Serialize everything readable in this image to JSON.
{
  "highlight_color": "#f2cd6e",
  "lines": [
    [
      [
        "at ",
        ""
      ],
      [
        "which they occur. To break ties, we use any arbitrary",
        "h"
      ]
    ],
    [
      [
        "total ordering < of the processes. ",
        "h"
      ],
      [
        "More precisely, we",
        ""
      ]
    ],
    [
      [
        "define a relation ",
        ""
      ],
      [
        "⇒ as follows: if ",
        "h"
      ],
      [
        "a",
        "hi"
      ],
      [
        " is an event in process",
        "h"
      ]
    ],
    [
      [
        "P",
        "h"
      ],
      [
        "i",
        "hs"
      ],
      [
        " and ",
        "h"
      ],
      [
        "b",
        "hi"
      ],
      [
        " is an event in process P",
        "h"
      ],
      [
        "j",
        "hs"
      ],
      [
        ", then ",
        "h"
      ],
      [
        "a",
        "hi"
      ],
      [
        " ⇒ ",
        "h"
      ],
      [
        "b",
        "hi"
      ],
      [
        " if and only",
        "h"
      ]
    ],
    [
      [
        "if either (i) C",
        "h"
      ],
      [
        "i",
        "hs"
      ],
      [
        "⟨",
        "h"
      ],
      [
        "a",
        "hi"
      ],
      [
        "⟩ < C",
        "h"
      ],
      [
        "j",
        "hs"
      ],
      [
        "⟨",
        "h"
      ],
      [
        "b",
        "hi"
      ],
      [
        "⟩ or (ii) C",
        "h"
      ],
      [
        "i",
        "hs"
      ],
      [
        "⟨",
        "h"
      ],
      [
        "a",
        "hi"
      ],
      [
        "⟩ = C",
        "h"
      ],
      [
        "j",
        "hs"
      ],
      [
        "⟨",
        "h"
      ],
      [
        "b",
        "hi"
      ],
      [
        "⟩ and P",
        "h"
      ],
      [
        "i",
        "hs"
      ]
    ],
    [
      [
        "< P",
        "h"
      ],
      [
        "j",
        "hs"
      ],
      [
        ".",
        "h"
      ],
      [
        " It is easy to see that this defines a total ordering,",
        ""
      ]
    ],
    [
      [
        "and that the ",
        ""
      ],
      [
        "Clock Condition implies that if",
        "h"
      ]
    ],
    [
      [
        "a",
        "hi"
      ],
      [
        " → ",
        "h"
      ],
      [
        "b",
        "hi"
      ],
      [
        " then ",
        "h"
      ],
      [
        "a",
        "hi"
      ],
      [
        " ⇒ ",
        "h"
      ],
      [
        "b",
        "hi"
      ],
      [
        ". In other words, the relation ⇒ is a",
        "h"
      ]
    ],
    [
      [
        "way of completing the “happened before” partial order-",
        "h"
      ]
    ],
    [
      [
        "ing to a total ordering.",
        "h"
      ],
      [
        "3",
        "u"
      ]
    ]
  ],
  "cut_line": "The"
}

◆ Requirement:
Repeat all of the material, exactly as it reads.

◆ Response box:
Serialize everything readable in this image to JSON.
{
  "highlight_color": "#f2cd6e",
  "lines": [
    [
      [
        "at ",
        ""
      ],
      [
        "which they occur. To break ties, we use any arbitrary",
        "h"
      ]
    ],
    [
      [
        "total ordering < of the processes. ",
        "h"
      ],
      [
        "More precisely, we",
        ""
      ]
    ],
    [
      [
        "define a relation ",
        ""
      ],
      [
        "⇒ as follows: if ",
        "h"
      ],
      [
        "a",
        "hi"
      ],
      [
        " is an event in process",
        "h"
      ]
    ],
    [
      [
        "P",
        "h"
      ],
      [
        "i",
        "hs"
      ],
      [
        " and ",
        "h"
      ],
      [
        "b",
        "hi"
      ],
      [
        " is an event in process P",
        "h"
      ],
      [
        "j",
        "hs"
      ],
      [
        ", then ",
        "h"
      ],
      [
        "a",
        "hi"
      ],
      [
        " ⇒ ",
        "h"
      ],
      [
        "b",
        "hi"
      ],
      [
        " if and only",
        "h"
      ]
    ],
    [
      [
        "if either (i) C",
        "h"
      ],
      [
        "i",
        "hs"
      ],
      [
        "⟨",
        "h"
      ],
      [
        "a",
        "hi"
      ],
      [
        "⟩ < C",
        "h"
      ],
      [
        "j",
        "hs"
      ],
      [
        "⟨",
        "h"
      ],
      [
        "b",
        "hi"
      ],
      [
        "⟩ or (ii) C",
        "h"
      ],
      [
        "i",
        "hs"
      ],
      [
        "⟨",
        "h"
      ],
      [
        "a",
        "hi"
      ],
      [
        "⟩ = C",
        "h"
      ],
      [
        "j",
        "hs"
      ],
      [
        "⟨",
        "h"
      ],
      [
        "b",
        "hi"
      ],
      [
        "⟩ and P",
        "h"
      ],
      [
        "i",
        "hs"
      ]
    ],
    [
      [
        "< P",
        "h"
      ],
      [
        "j",
        "hs"
      ],
      [
        ".",
        "h"
      ],
      [
        " It is easy to see that this defines a total ordering,",
        ""
      ]
    ],
    [
      [
        "and that the ",
        ""
      ],
      [
        "Clock Condition implies that if",
        "h"
      ]
    ],
    [
      [
        "a",
        "hi"
      ],
      [
        " → ",
        "h"
      ],
      [
        "b",
        "hi"
      ],
      [
        " then ",
        "h"
      ],
      [
        "a",
        "hi"
      ],
      [
        " ⇒ ",
        "h"
      ],
      [
        "b",
        "hi"
      ],
      [
        ". In other words, the relation ⇒ is a",
        "h"
      ]
    ],
    [
      [
        "way of completing the “happened before” partial order-",
        "h"
      ]
    ],
    [
      [
        "ing to a total ordering.",
        "h"
      ],
      [
        "3",
        "u"
      ]
    ]
  ],
  "cut_line": "The"
}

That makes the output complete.